What the task requires :: In the data that follows, find each line containing "value" and copy it.

Records from a data collection

[Start of Attachment]

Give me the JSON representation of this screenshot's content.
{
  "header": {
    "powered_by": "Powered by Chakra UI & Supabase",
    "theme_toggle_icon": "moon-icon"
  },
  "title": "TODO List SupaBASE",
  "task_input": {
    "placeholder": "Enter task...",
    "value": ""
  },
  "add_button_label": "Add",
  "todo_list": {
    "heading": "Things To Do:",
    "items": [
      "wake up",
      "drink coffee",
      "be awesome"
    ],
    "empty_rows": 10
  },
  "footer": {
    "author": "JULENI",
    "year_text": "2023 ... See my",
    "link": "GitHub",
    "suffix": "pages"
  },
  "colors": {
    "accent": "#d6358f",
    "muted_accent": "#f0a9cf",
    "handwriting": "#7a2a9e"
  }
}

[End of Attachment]
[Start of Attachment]

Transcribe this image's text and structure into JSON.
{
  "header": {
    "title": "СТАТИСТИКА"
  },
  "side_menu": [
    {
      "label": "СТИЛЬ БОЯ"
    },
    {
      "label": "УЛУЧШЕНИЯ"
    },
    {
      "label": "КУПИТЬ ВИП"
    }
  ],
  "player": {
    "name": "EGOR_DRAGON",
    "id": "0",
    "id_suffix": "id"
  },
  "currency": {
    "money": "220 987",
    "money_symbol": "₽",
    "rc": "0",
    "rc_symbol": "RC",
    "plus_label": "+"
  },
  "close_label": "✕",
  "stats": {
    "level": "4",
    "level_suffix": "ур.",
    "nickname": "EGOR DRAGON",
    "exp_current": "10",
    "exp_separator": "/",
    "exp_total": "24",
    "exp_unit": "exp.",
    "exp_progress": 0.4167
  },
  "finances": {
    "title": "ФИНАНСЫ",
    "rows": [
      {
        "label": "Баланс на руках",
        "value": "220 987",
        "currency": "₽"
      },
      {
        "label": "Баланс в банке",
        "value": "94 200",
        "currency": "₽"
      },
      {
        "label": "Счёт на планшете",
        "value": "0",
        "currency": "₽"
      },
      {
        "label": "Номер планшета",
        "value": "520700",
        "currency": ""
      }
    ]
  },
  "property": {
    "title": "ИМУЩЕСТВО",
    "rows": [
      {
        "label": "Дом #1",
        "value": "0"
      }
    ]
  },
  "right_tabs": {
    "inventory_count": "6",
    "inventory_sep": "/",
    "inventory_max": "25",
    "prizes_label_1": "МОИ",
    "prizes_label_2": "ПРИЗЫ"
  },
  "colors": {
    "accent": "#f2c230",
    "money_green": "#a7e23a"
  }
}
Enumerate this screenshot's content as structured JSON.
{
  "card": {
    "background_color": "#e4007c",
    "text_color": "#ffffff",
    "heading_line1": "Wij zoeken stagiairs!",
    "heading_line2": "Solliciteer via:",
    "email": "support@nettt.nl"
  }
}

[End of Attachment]

Output of the exercise ::
    "value": ""
        "value": "220 987",
        "value": "94 200",
        "value": "0",
        "value": "520700",
        "value": "0"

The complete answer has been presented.